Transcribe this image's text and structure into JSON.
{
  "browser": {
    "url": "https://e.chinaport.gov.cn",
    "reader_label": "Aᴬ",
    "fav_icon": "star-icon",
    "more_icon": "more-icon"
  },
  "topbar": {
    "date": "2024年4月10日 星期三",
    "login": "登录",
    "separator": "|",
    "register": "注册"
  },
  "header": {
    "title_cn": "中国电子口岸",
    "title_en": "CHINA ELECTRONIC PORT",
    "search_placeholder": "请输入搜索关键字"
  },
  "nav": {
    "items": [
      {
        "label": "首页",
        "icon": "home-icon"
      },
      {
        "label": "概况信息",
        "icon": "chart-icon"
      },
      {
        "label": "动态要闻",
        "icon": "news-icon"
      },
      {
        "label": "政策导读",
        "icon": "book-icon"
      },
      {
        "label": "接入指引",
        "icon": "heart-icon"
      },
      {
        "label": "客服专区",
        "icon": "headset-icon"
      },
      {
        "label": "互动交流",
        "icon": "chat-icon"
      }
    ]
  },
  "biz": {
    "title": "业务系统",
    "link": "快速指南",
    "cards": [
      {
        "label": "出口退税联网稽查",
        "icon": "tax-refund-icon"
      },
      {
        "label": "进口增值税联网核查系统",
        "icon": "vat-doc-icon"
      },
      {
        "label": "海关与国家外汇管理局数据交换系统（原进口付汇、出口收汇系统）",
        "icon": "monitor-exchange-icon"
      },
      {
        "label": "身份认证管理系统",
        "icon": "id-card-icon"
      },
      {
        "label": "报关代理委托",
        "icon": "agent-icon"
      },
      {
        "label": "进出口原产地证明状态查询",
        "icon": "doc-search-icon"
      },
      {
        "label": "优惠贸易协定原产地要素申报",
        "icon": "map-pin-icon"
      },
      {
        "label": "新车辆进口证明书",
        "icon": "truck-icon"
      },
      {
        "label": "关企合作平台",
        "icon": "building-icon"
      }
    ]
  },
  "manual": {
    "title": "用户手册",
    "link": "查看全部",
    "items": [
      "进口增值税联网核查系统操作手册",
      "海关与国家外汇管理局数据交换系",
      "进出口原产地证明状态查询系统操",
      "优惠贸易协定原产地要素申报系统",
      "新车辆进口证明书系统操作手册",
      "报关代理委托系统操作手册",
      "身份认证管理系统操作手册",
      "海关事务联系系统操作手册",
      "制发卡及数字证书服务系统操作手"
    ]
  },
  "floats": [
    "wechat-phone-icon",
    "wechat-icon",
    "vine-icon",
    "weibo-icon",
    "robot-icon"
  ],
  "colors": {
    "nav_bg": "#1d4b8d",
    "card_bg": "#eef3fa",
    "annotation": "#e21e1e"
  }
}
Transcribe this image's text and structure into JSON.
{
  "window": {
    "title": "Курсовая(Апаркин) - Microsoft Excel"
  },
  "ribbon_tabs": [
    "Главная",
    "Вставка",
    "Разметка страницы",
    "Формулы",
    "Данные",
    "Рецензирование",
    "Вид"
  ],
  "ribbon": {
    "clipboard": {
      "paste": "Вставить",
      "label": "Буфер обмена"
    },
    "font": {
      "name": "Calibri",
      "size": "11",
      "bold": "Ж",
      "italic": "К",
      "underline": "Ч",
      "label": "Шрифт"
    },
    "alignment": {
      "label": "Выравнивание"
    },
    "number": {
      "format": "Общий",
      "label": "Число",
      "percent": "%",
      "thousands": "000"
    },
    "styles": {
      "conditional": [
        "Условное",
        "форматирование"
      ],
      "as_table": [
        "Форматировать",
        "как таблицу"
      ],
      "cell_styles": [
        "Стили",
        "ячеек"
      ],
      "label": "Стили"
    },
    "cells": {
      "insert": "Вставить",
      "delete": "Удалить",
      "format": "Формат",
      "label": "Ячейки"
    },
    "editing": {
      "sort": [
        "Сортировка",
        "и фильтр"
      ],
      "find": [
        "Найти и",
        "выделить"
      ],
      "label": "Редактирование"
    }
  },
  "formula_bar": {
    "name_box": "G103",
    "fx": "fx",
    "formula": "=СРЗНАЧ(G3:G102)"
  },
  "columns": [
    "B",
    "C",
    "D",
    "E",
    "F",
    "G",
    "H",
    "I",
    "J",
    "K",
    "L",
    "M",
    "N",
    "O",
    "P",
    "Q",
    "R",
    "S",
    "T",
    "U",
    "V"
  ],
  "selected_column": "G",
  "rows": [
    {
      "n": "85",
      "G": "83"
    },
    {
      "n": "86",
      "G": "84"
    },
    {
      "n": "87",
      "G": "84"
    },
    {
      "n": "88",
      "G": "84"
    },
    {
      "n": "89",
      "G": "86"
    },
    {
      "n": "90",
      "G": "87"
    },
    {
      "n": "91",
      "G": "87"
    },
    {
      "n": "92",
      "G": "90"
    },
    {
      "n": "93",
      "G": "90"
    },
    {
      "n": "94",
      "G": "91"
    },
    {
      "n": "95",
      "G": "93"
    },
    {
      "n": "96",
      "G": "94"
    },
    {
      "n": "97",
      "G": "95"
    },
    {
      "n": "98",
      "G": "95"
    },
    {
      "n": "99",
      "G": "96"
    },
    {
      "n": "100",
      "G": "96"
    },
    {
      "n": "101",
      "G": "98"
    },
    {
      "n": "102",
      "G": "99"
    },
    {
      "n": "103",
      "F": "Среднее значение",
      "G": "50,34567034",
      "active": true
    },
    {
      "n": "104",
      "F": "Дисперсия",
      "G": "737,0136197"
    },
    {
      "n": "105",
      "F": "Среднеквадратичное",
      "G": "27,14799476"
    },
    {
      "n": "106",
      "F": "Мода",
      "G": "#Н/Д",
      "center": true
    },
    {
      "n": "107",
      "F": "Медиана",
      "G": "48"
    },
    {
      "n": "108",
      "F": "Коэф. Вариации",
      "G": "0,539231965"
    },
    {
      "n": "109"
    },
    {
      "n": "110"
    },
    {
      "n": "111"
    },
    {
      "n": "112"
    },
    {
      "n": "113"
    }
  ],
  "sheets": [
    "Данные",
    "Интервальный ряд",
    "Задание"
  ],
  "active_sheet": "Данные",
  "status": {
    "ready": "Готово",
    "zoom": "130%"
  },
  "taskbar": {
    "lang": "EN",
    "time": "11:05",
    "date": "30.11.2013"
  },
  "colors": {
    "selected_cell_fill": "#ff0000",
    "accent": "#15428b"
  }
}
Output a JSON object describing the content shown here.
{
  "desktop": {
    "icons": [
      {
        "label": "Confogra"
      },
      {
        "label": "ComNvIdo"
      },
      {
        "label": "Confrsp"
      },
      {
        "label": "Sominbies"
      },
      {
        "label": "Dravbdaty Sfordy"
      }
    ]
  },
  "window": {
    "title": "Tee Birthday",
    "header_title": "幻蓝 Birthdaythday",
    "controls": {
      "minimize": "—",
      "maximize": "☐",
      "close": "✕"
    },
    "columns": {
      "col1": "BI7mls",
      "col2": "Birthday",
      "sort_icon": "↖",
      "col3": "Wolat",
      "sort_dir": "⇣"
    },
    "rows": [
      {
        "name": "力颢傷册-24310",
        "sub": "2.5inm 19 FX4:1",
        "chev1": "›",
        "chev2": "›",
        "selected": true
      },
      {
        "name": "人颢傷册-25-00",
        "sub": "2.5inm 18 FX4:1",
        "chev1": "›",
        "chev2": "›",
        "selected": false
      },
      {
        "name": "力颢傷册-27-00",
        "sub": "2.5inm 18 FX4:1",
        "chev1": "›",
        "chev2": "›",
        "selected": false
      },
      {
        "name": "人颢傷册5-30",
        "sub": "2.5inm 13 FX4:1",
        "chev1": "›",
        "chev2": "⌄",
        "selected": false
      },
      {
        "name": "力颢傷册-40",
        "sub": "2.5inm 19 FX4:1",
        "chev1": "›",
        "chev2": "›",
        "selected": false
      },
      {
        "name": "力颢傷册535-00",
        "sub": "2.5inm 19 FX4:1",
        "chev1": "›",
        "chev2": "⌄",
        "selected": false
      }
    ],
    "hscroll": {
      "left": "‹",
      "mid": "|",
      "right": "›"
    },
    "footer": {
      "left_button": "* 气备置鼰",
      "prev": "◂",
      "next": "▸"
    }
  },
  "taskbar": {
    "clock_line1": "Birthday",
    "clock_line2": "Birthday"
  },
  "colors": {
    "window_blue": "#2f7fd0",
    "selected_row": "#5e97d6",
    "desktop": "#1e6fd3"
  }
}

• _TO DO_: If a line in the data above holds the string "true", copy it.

• _OUTPUT FOR THIS TASK_:
      "active": true
      "center": true
        "selected": true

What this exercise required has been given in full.